#### TASK PROMPT
Copy out each line in the listing below where the word "Manage" appears.

#### EXTRACTED ENTRIES
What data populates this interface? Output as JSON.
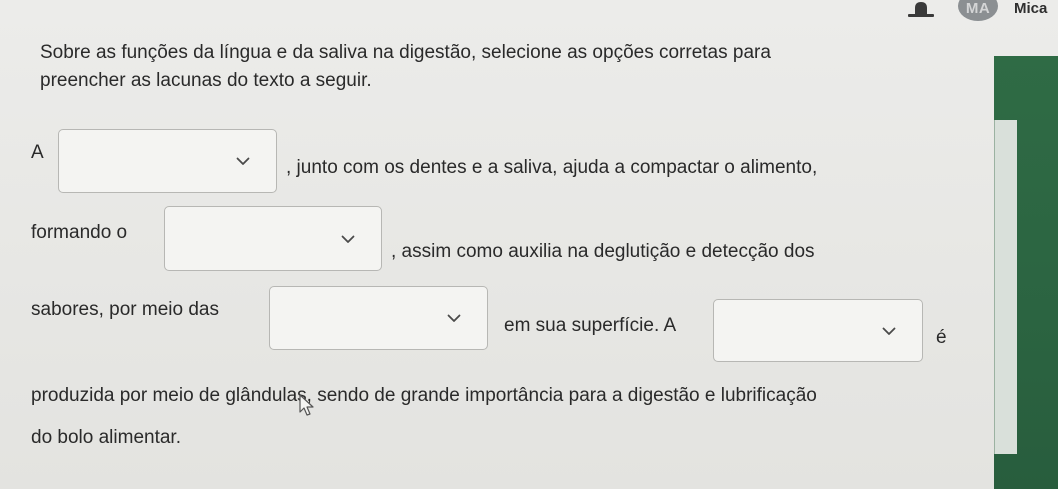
{
  "header": {
    "bell_icon": "bell-icon",
    "avatar_initials": "MA",
    "user_name": "Mica"
  },
  "question": {
    "intro_line1": "Sobre as funções da língua e da saliva na digestão, selecione as opções corretas para",
    "intro_line2": "preencher as lacunas do texto a seguir.",
    "seg_a": "A",
    "seg_b": ", junto com os dentes e a saliva, ajuda a compactar o alimento,",
    "seg_c": "formando o",
    "seg_d": ", assim como auxilia na deglutição e detecção dos",
    "seg_e": "sabores, por meio das",
    "seg_f": "em sua superfície. A",
    "seg_g": "é",
    "seg_h": "produzida por meio de glândulas, sendo de grande importância para a digestão e lubrificação",
    "seg_i": "do bolo alimentar."
  },
  "dropdowns": [
    {
      "id": 1,
      "selected": ""
    },
    {
      "id": 2,
      "selected": ""
    },
    {
      "id": 3,
      "selected": ""
    },
    {
      "id": 4,
      "selected": ""
    }
  ],
  "icons": {
    "dropdown_chevron": "chevron-down-icon",
    "pointer": "mouse-cursor-icon"
  },
  "colors": {
    "background": "#e9e9e6",
    "text": "#2a2a2a",
    "dropdown_border": "#b7b7b4",
    "avatar": "#8b8f92",
    "side_strip": "#2f6b45"
  }
}
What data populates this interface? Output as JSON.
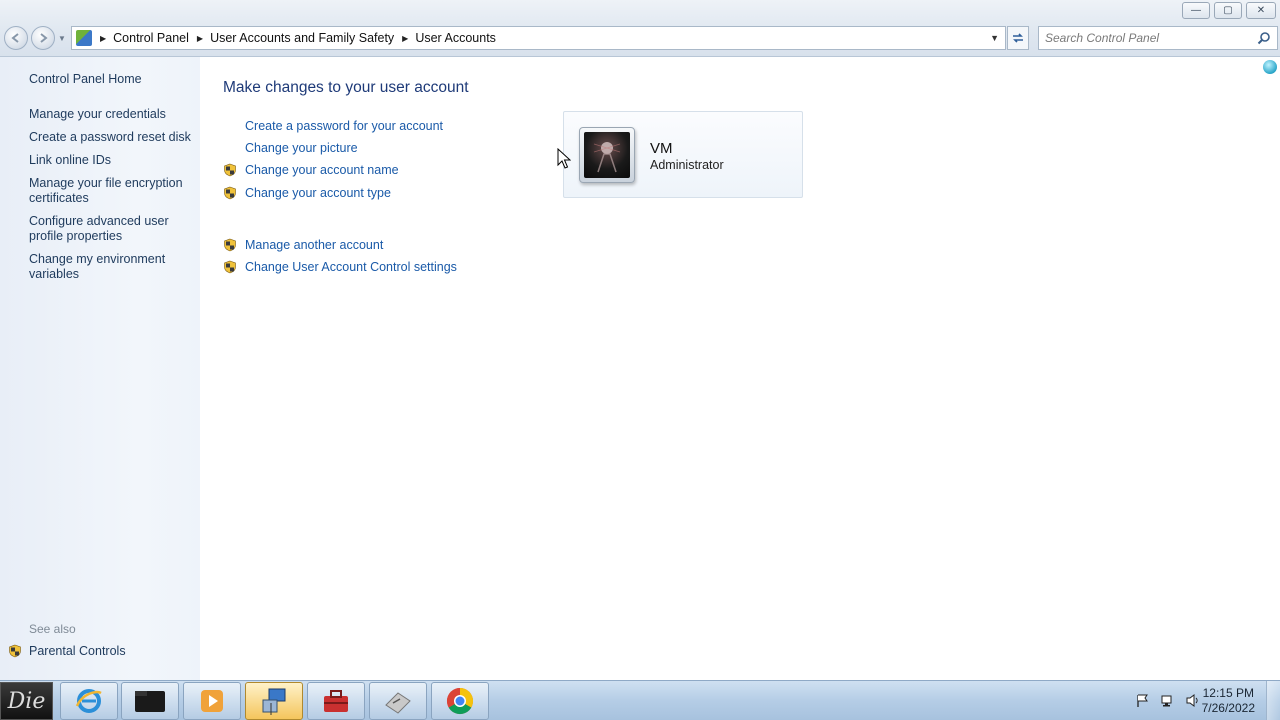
{
  "window": {
    "caption": {
      "minimize": "—",
      "maximize": "▢",
      "close": "✕"
    }
  },
  "navbar": {
    "breadcrumbs": [
      "Control Panel",
      "User Accounts and Family Safety",
      "User Accounts"
    ],
    "search_placeholder": "Search Control Panel"
  },
  "sidebar": {
    "home": "Control Panel Home",
    "links": [
      "Manage your credentials",
      "Create a password reset disk",
      "Link online IDs",
      "Manage your file encryption certificates",
      "Configure advanced user profile properties",
      "Change my environment variables"
    ],
    "see_also_label": "See also",
    "see_also_links": [
      "Parental Controls"
    ]
  },
  "main": {
    "title": "Make changes to your user account",
    "tasks": [
      {
        "label": "Create a password for your account",
        "shield": false
      },
      {
        "label": "Change your picture",
        "shield": false
      },
      {
        "label": "Change your account name",
        "shield": true
      },
      {
        "label": "Change your account type",
        "shield": true
      }
    ],
    "tasks2": [
      {
        "label": "Manage another account",
        "shield": true
      },
      {
        "label": "Change User Account Control settings",
        "shield": true
      }
    ]
  },
  "account": {
    "name": "VM",
    "role": "Administrator"
  },
  "taskbar": {
    "start_label": "Die",
    "apps": [
      "internet-explorer",
      "terminal",
      "media-player",
      "remote-desktop",
      "toolbox",
      "system-tool",
      "chrome"
    ],
    "clock_time": "12:15 PM",
    "clock_date": "7/26/2022"
  }
}
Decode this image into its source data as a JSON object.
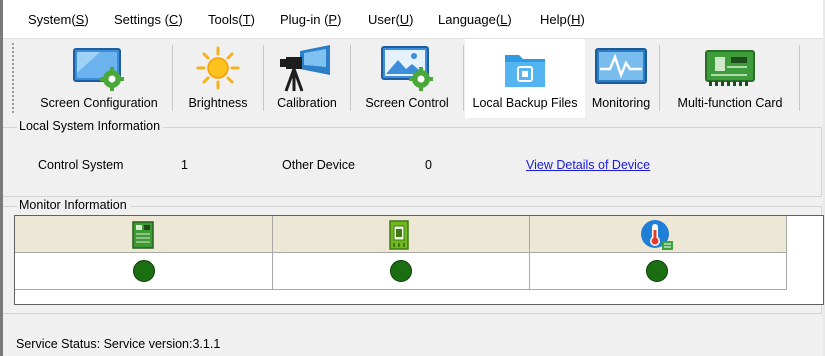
{
  "menu": [
    {
      "label": "System(",
      "acc": "S",
      "end": ")"
    },
    {
      "label": "Settings (",
      "acc": "C",
      "end": ")"
    },
    {
      "label": "Tools(",
      "acc": "T",
      "end": ")"
    },
    {
      "label": "Plug-in (",
      "acc": "P",
      "end": ")"
    },
    {
      "label": "User(",
      "acc": "U",
      "end": ")"
    },
    {
      "label": "Language(",
      "acc": "L",
      "end": ")"
    },
    {
      "label": "Help(",
      "acc": "H",
      "end": ")"
    }
  ],
  "toolbar": {
    "items": [
      {
        "label": "Screen Configuration",
        "icon": "screen-config-icon"
      },
      {
        "label": "Brightness",
        "icon": "sun-icon"
      },
      {
        "label": "Calibration",
        "icon": "camera-icon"
      },
      {
        "label": "Screen Control",
        "icon": "screen-control-icon"
      },
      {
        "label": "Local Backup Files",
        "icon": "folder-icon"
      },
      {
        "label": "Monitoring",
        "icon": "monitor-wave-icon"
      },
      {
        "label": "Multi-function Card",
        "icon": "circuit-card-icon"
      }
    ]
  },
  "local_info": {
    "title": "Local System Information",
    "control_label": "Control System",
    "control_value": "1",
    "other_label": "Other Device",
    "other_value": "0",
    "details_link": "View Details of Device"
  },
  "monitor": {
    "title": "Monitor Information",
    "columns": [
      {
        "icon": "receiving-card-icon",
        "status": "ok"
      },
      {
        "icon": "control-card-icon",
        "status": "ok"
      },
      {
        "icon": "thermometer-icon",
        "status": "ok"
      }
    ],
    "status_color": "#1b6e12"
  },
  "status": {
    "label": "Service Status:",
    "value": "Service version:3.1.1"
  }
}
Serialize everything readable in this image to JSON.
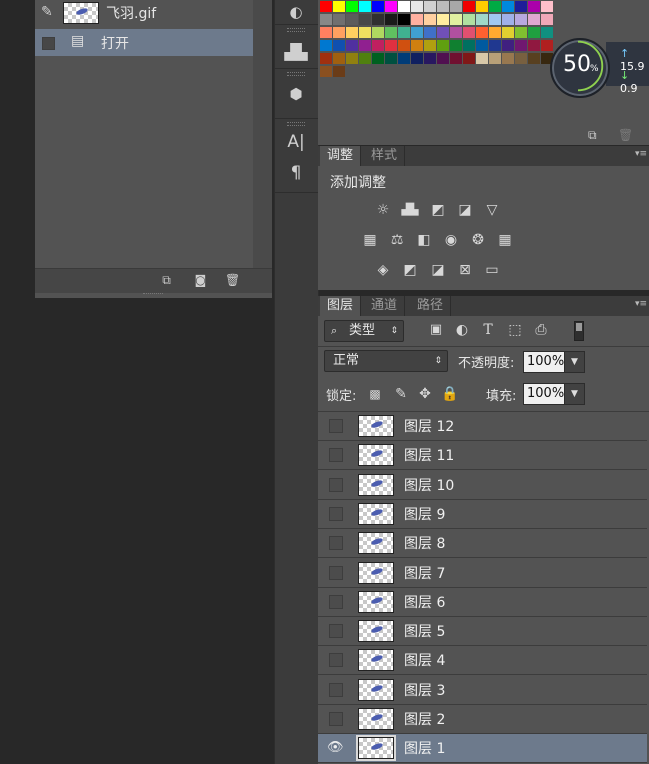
{
  "history": {
    "items": [
      {
        "label": "飞羽.gif",
        "selected": false
      },
      {
        "label": "打开",
        "selected": true
      }
    ],
    "footer_icons": [
      "new-document-from-state-icon",
      "snapshot-camera-icon",
      "trash-icon"
    ]
  },
  "swatches": {
    "rows": [
      [
        "#ff0000",
        "#ffff00",
        "#00ff00",
        "#00ffff",
        "#0000ff",
        "#ff00ff",
        "#ffffff",
        "#e6e6e6",
        "#d0d0d0",
        "#bcbcbc",
        "#a8a8a8",
        "#f00000",
        "#ffcc00",
        "#00aa44",
        "#0088dd",
        "#1d1d99",
        "#aa00aa",
        "#ffc0cb"
      ],
      [
        "#888888",
        "#707070",
        "#5c5c5c",
        "#484848",
        "#303030",
        "#1a1a1a",
        "#000000",
        "#ffb0a0",
        "#ffd0a0",
        "#ffeea0",
        "#e0f0a0",
        "#b0e0a0",
        "#a0d8c8",
        "#a0c8f0",
        "#a0b0e8",
        "#b8a8e0",
        "#e0a8d0",
        "#f0a8b8"
      ],
      [
        "#ff8060",
        "#ffa060",
        "#ffd060",
        "#f0e060",
        "#b0d860",
        "#60c060",
        "#40b090",
        "#40a0d0",
        "#4070c8",
        "#7050b8",
        "#b050a0",
        "#e05070",
        "#ff6030",
        "#ffaa30",
        "#e0d030",
        "#80c030",
        "#20a040",
        "#109080"
      ],
      [
        "#0078d0",
        "#1050b0",
        "#5030a0",
        "#902090",
        "#c02060",
        "#e03040",
        "#d05010",
        "#d08010",
        "#b0a010",
        "#60a010",
        "#108030",
        "#007060",
        "#005aa0",
        "#203890",
        "#402080",
        "#701870",
        "#901840",
        "#b02020"
      ],
      [
        "#a03010",
        "#a06010",
        "#908010",
        "#508010",
        "#006020",
        "#005040",
        "#003c78",
        "#102060",
        "#281860",
        "#501050",
        "#701030",
        "#801818",
        "#d8c8a8",
        "#b8a078",
        "#987850",
        "#786040",
        "#584020",
        "#382810"
      ],
      [
        "#8a5020",
        "#6a3c18"
      ]
    ]
  },
  "zoom": {
    "value": "50",
    "unit": "%",
    "upload": "15.9",
    "download": "0.9"
  },
  "adjustments_panel": {
    "tabs": [
      {
        "label": "调整",
        "active": true
      },
      {
        "label": "样式",
        "active": false
      }
    ],
    "title": "添加调整",
    "rows": [
      [
        "brightness-contrast-icon",
        "levels-icon",
        "curves-icon",
        "exposure-icon",
        "vibrance-icon"
      ],
      [
        "hue-saturation-icon",
        "color-balance-icon",
        "black-white-icon",
        "photo-filter-icon",
        "channel-mixer-icon",
        "color-lookup-icon"
      ],
      [
        "invert-icon",
        "posterize-icon",
        "threshold-icon",
        "selective-color-icon",
        "gradient-map-icon"
      ]
    ]
  },
  "layers_panel": {
    "tabs": [
      {
        "label": "图层",
        "active": true
      },
      {
        "label": "通道",
        "active": false
      },
      {
        "label": "路径",
        "active": false
      }
    ],
    "filter_label": "类型",
    "blend_mode": "正常",
    "opacity_label": "不透明度:",
    "opacity_value": "100%",
    "lock_label": "锁定:",
    "fill_label": "填充:",
    "fill_value": "100%",
    "layers": [
      {
        "name": "图层 12",
        "visible": false,
        "selected": false
      },
      {
        "name": "图层 11",
        "visible": false,
        "selected": false
      },
      {
        "name": "图层 10",
        "visible": false,
        "selected": false
      },
      {
        "name": "图层 9",
        "visible": false,
        "selected": false
      },
      {
        "name": "图层 8",
        "visible": false,
        "selected": false
      },
      {
        "name": "图层 7",
        "visible": false,
        "selected": false
      },
      {
        "name": "图层 6",
        "visible": false,
        "selected": false
      },
      {
        "name": "图层 5",
        "visible": false,
        "selected": false
      },
      {
        "name": "图层 4",
        "visible": false,
        "selected": false
      },
      {
        "name": "图层 3",
        "visible": false,
        "selected": false
      },
      {
        "name": "图层 2",
        "visible": false,
        "selected": false
      },
      {
        "name": "图层 1",
        "visible": true,
        "selected": true
      }
    ]
  },
  "toolstrip": {
    "icons": [
      "history-brush-icon",
      "histogram-icon",
      "3d-box-icon",
      "character-icon",
      "paragraph-icon"
    ]
  }
}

#### THE COMPLETED TASK
      "Manage your credentials",
      "Manage your file encryption certificates",
        "label": "Manage another account",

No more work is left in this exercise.